Grief and the New Year
The start of a new year is a time that many people reflect on their goals such as going to the gym more, drinking more water, drinking less alcohol, eating healthier, etc. They also work to leave their emotional struggles behind them. For those of us who are working through grief, that can be a difficult, if not impossible task. I often tell my clients when they have experienced a loss, they take their grief with them and is now a part of who they are. Meaning in the New Year we will have to continue to work through our grief while facing difficult emotions such as emptiness, fear, loneliness, etc. These emotions can make us hesitant to face another year. During the time between Thanksgiving and Christmas we spend so much time with friends and family, it can leave little time for our own self-reflection on not only the upcoming year, but how our grief factors into that next year. So you may be asking how to work on your self-reflection to bring your grief with you into 2018 in a positive way. Here are my thoughts:

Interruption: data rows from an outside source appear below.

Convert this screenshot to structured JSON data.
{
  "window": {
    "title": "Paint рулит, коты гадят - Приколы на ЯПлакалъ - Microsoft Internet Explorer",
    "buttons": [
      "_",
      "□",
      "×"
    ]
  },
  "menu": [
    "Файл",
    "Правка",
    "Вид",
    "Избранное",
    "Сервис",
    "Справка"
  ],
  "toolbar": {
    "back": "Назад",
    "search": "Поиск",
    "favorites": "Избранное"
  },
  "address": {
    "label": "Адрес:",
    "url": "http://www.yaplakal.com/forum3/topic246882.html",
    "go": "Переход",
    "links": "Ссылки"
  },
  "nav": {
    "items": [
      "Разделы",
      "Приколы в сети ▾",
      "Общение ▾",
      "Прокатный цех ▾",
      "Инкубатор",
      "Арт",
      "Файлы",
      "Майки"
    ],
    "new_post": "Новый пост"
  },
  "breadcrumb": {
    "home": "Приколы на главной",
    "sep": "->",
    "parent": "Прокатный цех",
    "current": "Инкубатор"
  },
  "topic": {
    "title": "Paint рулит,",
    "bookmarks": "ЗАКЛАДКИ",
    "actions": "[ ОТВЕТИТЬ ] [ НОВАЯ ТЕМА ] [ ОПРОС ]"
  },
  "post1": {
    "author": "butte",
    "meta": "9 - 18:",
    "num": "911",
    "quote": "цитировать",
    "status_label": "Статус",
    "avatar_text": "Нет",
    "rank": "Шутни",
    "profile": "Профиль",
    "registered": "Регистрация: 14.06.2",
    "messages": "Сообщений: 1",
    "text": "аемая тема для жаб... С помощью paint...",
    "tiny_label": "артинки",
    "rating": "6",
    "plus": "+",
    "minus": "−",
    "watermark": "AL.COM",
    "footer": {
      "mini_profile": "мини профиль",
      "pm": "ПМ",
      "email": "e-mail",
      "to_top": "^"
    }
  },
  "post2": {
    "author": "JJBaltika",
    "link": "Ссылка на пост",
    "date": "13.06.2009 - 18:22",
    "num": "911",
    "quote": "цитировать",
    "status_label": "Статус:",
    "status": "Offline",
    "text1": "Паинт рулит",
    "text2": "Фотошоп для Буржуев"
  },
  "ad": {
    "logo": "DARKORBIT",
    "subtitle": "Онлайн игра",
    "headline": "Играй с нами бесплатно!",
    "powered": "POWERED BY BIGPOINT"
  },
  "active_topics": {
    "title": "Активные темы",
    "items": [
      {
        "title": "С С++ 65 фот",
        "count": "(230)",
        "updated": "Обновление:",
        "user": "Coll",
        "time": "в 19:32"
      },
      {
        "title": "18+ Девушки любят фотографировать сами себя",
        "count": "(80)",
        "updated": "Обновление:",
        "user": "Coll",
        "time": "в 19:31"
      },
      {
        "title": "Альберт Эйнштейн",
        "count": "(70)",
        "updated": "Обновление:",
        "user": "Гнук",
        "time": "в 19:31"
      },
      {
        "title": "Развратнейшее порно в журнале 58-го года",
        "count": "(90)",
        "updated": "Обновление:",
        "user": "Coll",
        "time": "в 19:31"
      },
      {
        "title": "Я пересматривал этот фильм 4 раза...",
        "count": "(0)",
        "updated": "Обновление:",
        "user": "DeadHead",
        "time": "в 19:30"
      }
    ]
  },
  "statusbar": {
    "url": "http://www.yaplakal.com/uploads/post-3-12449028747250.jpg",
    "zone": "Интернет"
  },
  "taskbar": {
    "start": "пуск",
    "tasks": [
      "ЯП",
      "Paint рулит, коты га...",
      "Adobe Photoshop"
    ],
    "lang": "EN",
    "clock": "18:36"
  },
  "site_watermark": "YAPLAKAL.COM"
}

Continue working on patience with yourself– Whatever emotions you are feeling are valid. You are allowed to still experience moments of sadness, anger, fear, or any other emotions you are feeling. There is no expiration date when you are done feeling emotions of grief.
Do not focus on the “should” thoughts– We all have them. I “should” feel better by now. I “should” fill out the thank you cards. The “shoulds” can often lead to other difficult emotions that can lead to complicated grief. Allow yourself to be where you are in the grief process, you are here for a reason. Do not compare your grief to others. Everyone’s grief is unique and comparison can often lead to unnecessary difficult emotions.
Remind yourself that it is alright to laugh– Laughter can be healing, but there are myths out there that make people feel like they are never allowed to laugh when they are grieving. Do not be afraid to watch a movie that will give you a good chuckle or reminisce over a funny memory you have of your loved one.
Find ways you can still allow your loved one to be present in the New Year- Are there special ways you can honor your loved one throughout the year? Plan a special hike in their honor, do a balloon release, or even just watching a movie they loved can help you feel closer to them throughout the year.
Focus on your physical health– Our emotions can be closely tied to the physical side of our health. It is important to continue to try and be well rested in order to work on healing emotionally.
Seek support- This could look like having coffee with a friend who has experienced grief or going to a grief support group. Many churches can offer a spiritual support as well. Do not be afraid to ask for support and guidance, you do not have to do it alone.
Find ways to express your emotions– Drawing, journaling, listening to music, or even coloring in a coloring book are all great ways to express the emotions you are feeling (the good and the bad). It does not matter how you choose to express yourself as long as you find some way to do it.
Learn more about grief- Sometimes you may find you need to learn more about ways to grieve or what the grief process can look like. My clients might tell you my favorite saying, “There is no wrong way to grieve unless you aren’t grieving at all”.
Show gratitude– Expressing gratitude is another way to heal. Writing a letter or telling someone why you are grateful for them can make those difficult emotions dissolve for a while. You can even write a letter of gratitude to your loved one you have lost.
If you find yourself struggling during the New Year, feel free to reach out to any of our staff at Roper and Sons funeral home. They would be happy to answer any questions you may have about the grief or get you in contact with our grief counselors.
If you have any questions about our grief support program feel free to contact Jodi Freeman at 402.476. 1225
I wish you all a happy and healthy 2018.
Tiffany Eisenbraun, LMHP